[Problem statement]:
Pictures aside, print all of the data below exactly as written.

:: Entries provided ::

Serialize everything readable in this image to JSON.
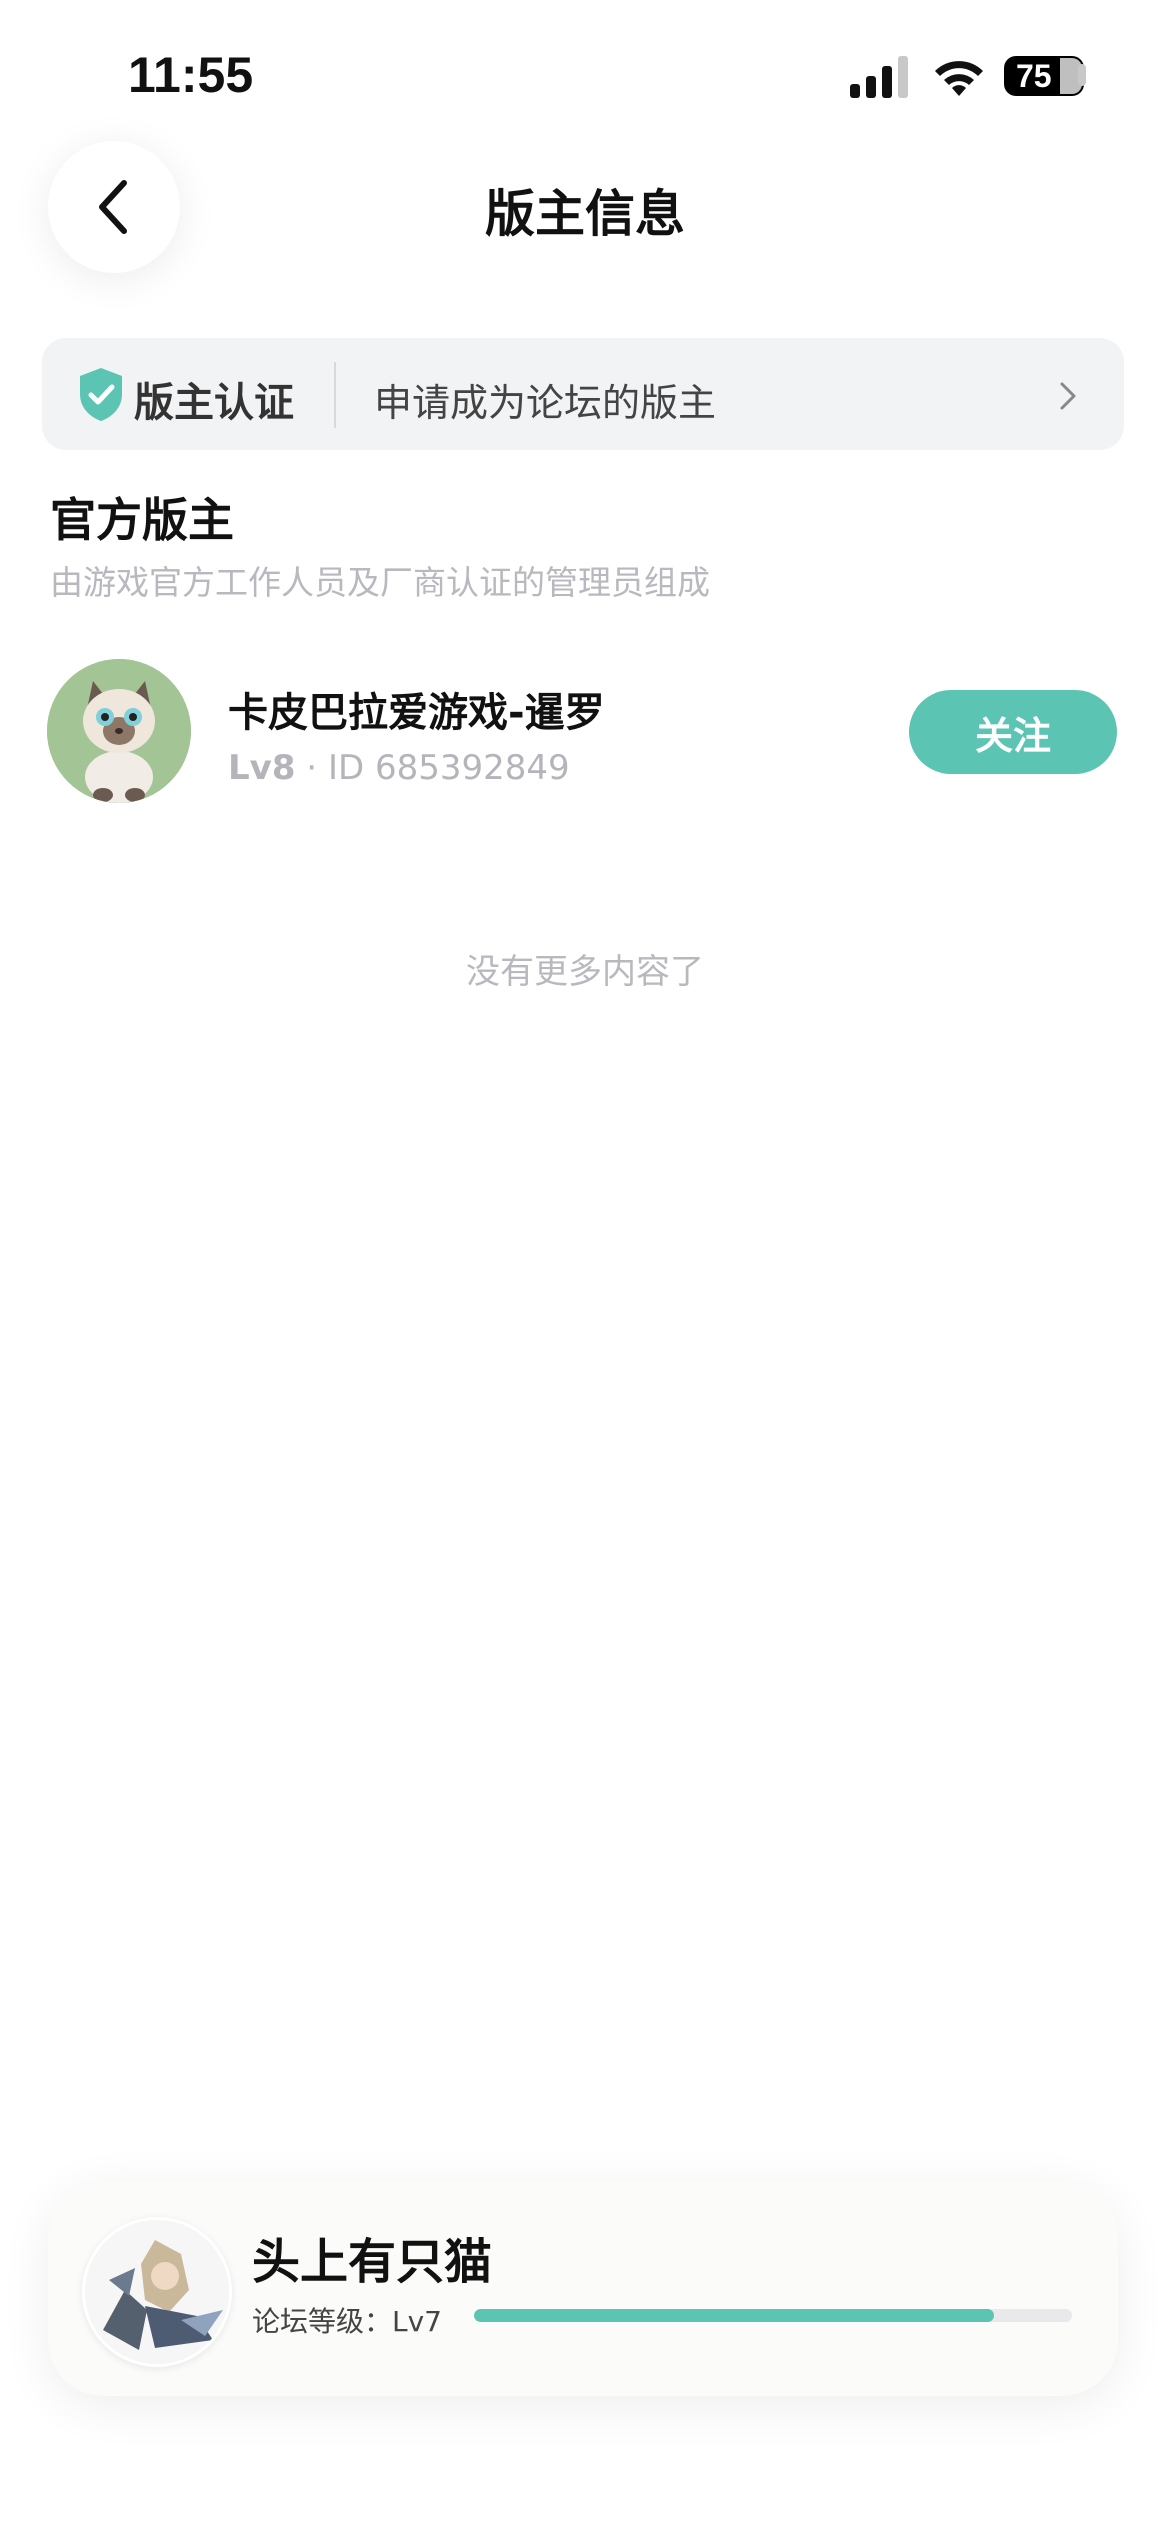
{
  "status_bar": {
    "time": "11:55",
    "battery": "75"
  },
  "header": {
    "title": "版主信息"
  },
  "cert_bar": {
    "label": "版主认证",
    "text": "申请成为论坛的版主"
  },
  "section": {
    "title": "官方版主",
    "subtitle": "由游戏官方工作人员及厂商认证的管理员组成"
  },
  "moderators": [
    {
      "name": "卡皮巴拉爱游戏-暹罗",
      "level": "Lv8",
      "separator": " · ",
      "id_text": "ID 685392849",
      "follow_label": "关注"
    }
  ],
  "footer_note": "没有更多内容了",
  "user_card": {
    "name": "头上有只猫",
    "level_label": "论坛等级：Lv7",
    "progress": 0.87
  },
  "colors": {
    "accent": "#5bc4b3",
    "muted": "#b8b8be",
    "bar_bg": "#f2f3f5"
  }
}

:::

[Solution for this problem]:
Serialize everything readable in this image to JSON.
{
  "status_bar": {
    "time": "11:55",
    "battery": "75"
  },
  "header": {
    "title": "版主信息"
  },
  "cert_bar": {
    "label": "版主认证",
    "text": "申请成为论坛的版主"
  },
  "section": {
    "title": "官方版主",
    "subtitle": "由游戏官方工作人员及厂商认证的管理员组成"
  },
  "moderators": [
    {
      "name": "卡皮巴拉爱游戏-暹罗",
      "level": "Lv8",
      "separator": " · ",
      "id_text": "ID 685392849",
      "follow_label": "关注"
    }
  ],
  "footer_note": "没有更多内容了",
  "user_card": {
    "name": "头上有只猫",
    "level_label": "论坛等级：Lv7",
    "progress": 0.87
  },
  "colors": {
    "accent": "#5bc4b3",
    "muted": "#b8b8be",
    "bar_bg": "#f2f3f5"
  }
}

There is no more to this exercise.